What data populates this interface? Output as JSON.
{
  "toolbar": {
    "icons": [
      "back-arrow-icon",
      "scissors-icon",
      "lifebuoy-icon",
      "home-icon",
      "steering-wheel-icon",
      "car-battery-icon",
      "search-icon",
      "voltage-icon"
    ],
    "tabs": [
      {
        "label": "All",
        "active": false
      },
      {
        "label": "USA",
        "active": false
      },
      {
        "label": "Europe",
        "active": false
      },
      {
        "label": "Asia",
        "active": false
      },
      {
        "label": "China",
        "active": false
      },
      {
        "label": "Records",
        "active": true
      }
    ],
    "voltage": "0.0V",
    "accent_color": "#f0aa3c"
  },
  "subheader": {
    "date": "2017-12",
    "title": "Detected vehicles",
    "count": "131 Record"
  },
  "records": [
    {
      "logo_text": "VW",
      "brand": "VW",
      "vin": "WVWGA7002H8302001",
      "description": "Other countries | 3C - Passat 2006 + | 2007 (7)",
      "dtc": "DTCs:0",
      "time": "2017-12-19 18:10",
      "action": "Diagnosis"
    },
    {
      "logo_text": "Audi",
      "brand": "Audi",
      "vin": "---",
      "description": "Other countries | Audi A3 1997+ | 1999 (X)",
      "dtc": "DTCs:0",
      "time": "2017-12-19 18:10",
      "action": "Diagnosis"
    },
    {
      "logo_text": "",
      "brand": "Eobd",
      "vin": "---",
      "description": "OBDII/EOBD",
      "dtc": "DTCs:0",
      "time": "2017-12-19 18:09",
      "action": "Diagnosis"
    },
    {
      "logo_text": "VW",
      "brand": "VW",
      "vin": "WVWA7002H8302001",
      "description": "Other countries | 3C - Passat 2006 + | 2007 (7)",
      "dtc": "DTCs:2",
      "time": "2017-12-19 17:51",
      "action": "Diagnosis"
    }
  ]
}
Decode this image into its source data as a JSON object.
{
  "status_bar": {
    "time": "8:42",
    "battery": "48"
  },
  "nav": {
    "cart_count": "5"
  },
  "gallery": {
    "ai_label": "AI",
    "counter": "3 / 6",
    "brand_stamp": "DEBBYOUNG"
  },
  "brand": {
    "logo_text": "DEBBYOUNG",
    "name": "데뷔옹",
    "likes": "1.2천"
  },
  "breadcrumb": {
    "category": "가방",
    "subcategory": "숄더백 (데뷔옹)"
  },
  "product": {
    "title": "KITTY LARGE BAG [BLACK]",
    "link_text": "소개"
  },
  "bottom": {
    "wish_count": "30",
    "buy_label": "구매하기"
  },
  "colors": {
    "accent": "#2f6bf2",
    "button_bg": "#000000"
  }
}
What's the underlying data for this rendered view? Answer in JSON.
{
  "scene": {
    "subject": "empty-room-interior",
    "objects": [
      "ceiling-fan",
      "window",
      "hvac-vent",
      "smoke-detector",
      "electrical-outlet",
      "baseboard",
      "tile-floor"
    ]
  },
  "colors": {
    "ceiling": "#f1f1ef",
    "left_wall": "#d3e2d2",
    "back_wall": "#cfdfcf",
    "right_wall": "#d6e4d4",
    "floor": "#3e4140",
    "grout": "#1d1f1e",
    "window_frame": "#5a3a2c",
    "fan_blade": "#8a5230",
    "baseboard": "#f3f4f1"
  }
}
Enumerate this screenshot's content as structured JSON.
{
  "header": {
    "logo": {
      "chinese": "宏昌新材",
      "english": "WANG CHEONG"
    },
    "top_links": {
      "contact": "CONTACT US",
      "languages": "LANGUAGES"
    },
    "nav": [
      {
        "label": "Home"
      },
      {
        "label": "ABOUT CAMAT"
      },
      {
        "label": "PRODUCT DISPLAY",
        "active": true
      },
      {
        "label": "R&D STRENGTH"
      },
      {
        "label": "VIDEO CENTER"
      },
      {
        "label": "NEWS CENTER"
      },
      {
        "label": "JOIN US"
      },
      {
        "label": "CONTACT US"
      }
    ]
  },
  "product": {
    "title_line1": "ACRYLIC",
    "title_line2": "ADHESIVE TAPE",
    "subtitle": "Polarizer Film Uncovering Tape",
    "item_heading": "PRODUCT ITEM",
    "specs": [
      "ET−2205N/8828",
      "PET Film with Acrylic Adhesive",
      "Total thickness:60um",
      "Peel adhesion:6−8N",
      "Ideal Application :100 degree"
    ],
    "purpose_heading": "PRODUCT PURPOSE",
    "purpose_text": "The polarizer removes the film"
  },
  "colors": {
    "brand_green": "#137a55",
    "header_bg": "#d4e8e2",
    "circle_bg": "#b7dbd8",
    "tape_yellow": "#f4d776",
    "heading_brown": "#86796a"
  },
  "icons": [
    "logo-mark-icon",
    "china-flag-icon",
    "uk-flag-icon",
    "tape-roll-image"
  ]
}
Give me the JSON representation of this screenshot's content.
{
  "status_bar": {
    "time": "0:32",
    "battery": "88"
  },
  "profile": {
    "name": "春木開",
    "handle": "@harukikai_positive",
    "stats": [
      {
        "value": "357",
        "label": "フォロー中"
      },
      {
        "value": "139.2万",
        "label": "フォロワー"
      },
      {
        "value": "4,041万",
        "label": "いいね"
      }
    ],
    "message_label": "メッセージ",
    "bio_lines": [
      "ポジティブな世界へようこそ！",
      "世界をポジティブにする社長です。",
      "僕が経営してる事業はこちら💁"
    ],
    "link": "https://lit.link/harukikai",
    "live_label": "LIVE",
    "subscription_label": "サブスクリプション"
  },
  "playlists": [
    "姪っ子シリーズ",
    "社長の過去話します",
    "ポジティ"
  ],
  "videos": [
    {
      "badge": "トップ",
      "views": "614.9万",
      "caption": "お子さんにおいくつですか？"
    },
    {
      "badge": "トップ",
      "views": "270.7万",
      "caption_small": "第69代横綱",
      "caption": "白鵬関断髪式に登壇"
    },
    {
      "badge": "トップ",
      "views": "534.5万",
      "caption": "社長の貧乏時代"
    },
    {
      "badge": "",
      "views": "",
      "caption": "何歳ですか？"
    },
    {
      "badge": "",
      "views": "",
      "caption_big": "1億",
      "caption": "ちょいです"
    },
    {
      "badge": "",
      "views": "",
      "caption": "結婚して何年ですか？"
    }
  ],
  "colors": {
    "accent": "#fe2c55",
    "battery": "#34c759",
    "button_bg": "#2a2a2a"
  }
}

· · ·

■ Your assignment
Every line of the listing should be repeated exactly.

■ Reply
What data populates this interface? Output as JSON.
{
  "toolbar": {
    "icons": [
      "back-arrow-icon",
      "scissors-icon",
      "lifebuoy-icon",
      "home-icon",
      "steering-wheel-icon",
      "car-battery-icon",
      "search-icon",
      "voltage-icon"
    ],
    "tabs": [
      {
        "label": "All",
        "active": false
      },
      {
        "label": "USA",
        "active": false
      },
      {
        "label": "Europe",
        "active": false
      },
      {
        "label": "Asia",
        "active": false
      },
      {
        "label": "China",
        "active": false
      },
      {
        "label": "Records",
        "active": true
      }
    ],
    "voltage": "0.0V",
    "accent_color": "#f0aa3c"
  },
  "subheader": {
    "date": "2017-12",
    "title": "Detected vehicles",
    "count": "131 Record"
  },
  "records": [
    {
      "logo_text": "VW",
      "brand": "VW",
      "vin": "WVWGA7002H8302001",
      "description": "Other countries | 3C - Passat 2006 + | 2007 (7)",
      "dtc": "DTCs:0",
      "time": "2017-12-19 18:10",
      "action": "Diagnosis"
    },
    {
      "logo_text": "Audi",
      "brand": "Audi",
      "vin": "---",
      "description": "Other countries | Audi A3 1997+ | 1999 (X)",
      "dtc": "DTCs:0",
      "time": "2017-12-19 18:10",
      "action": "Diagnosis"
    },
    {
      "logo_text": "",
      "brand": "Eobd",
      "vin": "---",
      "description": "OBDII/EOBD",
      "dtc": "DTCs:0",
      "time": "2017-12-19 18:09",
      "action": "Diagnosis"
    },
    {
      "logo_text": "VW",
      "brand": "VW",
      "vin": "WVWA7002H8302001",
      "description": "Other countries | 3C - Passat 2006 + | 2007 (7)",
      "dtc": "DTCs:2",
      "time": "2017-12-19 17:51",
      "action": "Diagnosis"
    }
  ]
}
Decode this image into its source data as a JSON object.
{
  "status_bar": {
    "time": "8:42",
    "battery": "48"
  },
  "nav": {
    "cart_count": "5"
  },
  "gallery": {
    "ai_label": "AI",
    "counter": "3 / 6",
    "brand_stamp": "DEBBYOUNG"
  },
  "brand": {
    "logo_text": "DEBBYOUNG",
    "name": "데뷔옹",
    "likes": "1.2천"
  },
  "breadcrumb": {
    "category": "가방",
    "subcategory": "숄더백 (데뷔옹)"
  },
  "product": {
    "title": "KITTY LARGE BAG [BLACK]",
    "link_text": "소개"
  },
  "bottom": {
    "wish_count": "30",
    "buy_label": "구매하기"
  },
  "colors": {
    "accent": "#2f6bf2",
    "button_bg": "#000000"
  }
}
What's the underlying data for this rendered view? Answer in JSON.
{
  "scene": {
    "subject": "empty-room-interior",
    "objects": [
      "ceiling-fan",
      "window",
      "hvac-vent",
      "smoke-detector",
      "electrical-outlet",
      "baseboard",
      "tile-floor"
    ]
  },
  "colors": {
    "ceiling": "#f1f1ef",
    "left_wall": "#d3e2d2",
    "back_wall": "#cfdfcf",
    "right_wall": "#d6e4d4",
    "floor": "#3e4140",
    "grout": "#1d1f1e",
    "window_frame": "#5a3a2c",
    "fan_blade": "#8a5230",
    "baseboard": "#f3f4f1"
  }
}
Enumerate this screenshot's content as structured JSON.
{
  "header": {
    "logo": {
      "chinese": "宏昌新材",
      "english": "WANG CHEONG"
    },
    "top_links": {
      "contact": "CONTACT US",
      "languages": "LANGUAGES"
    },
    "nav": [
      {
        "label": "Home"
      },
      {
        "label": "ABOUT CAMAT"
      },
      {
        "label": "PRODUCT DISPLAY",
        "active": true
      },
      {
        "label": "R&D STRENGTH"
      },
      {
        "label": "VIDEO CENTER"
      },
      {
        "label": "NEWS CENTER"
      },
      {
        "label": "JOIN US"
      },
      {
        "label": "CONTACT US"
      }
    ]
  },
  "product": {
    "title_line1": "ACRYLIC",
    "title_line2": "ADHESIVE TAPE",
    "subtitle": "Polarizer Film Uncovering Tape",
    "item_heading": "PRODUCT ITEM",
    "specs": [
      "ET−2205N/8828",
      "PET Film with Acrylic Adhesive",
      "Total thickness:60um",
      "Peel adhesion:6−8N",
      "Ideal Application :100 degree"
    ],
    "purpose_heading": "PRODUCT PURPOSE",
    "purpose_text": "The polarizer removes the film"
  },
  "colors": {
    "brand_green": "#137a55",
    "header_bg": "#d4e8e2",
    "circle_bg": "#b7dbd8",
    "tape_yellow": "#f4d776",
    "heading_brown": "#86796a"
  },
  "icons": [
    "logo-mark-icon",
    "china-flag-icon",
    "uk-flag-icon",
    "tape-roll-image"
  ]
}
Give me the JSON representation of this screenshot's content.
{
  "status_bar": {
    "time": "0:32",
    "battery": "88"
  },
  "profile": {
    "name": "春木開",
    "handle": "@harukikai_positive",
    "stats": [
      {
        "value": "357",
        "label": "フォロー中"
      },
      {
        "value": "139.2万",
        "label": "フォロワー"
      },
      {
        "value": "4,041万",
        "label": "いいね"
      }
    ],
    "message_label": "メッセージ",
    "bio_lines": [
      "ポジティブな世界へようこそ！",
      "世界をポジティブにする社長です。",
      "僕が経営してる事業はこちら💁"
    ],
    "link": "https://lit.link/harukikai",
    "live_label": "LIVE",
    "subscription_label": "サブスクリプション"
  },
  "playlists": [
    "姪っ子シリーズ",
    "社長の過去話します",
    "ポジティ"
  ],
  "videos": [
    {
      "badge": "トップ",
      "views": "614.9万",
      "caption": "お子さんにおいくつですか？"
    },
    {
      "badge": "トップ",
      "views": "270.7万",
      "caption_small": "第69代横綱",
      "caption": "白鵬関断髪式に登壇"
    },
    {
      "badge": "トップ",
      "views": "534.5万",
      "caption": "社長の貧乏時代"
    },
    {
      "badge": "",
      "views": "",
      "caption": "何歳ですか？"
    },
    {
      "badge": "",
      "views": "",
      "caption_big": "1億",
      "caption": "ちょいです"
    },
    {
      "badge": "",
      "views": "",
      "caption": "結婚して何年ですか？"
    }
  ],
  "colors": {
    "accent": "#fe2c55",
    "battery": "#34c759",
    "button_bg": "#2a2a2a"
  }
}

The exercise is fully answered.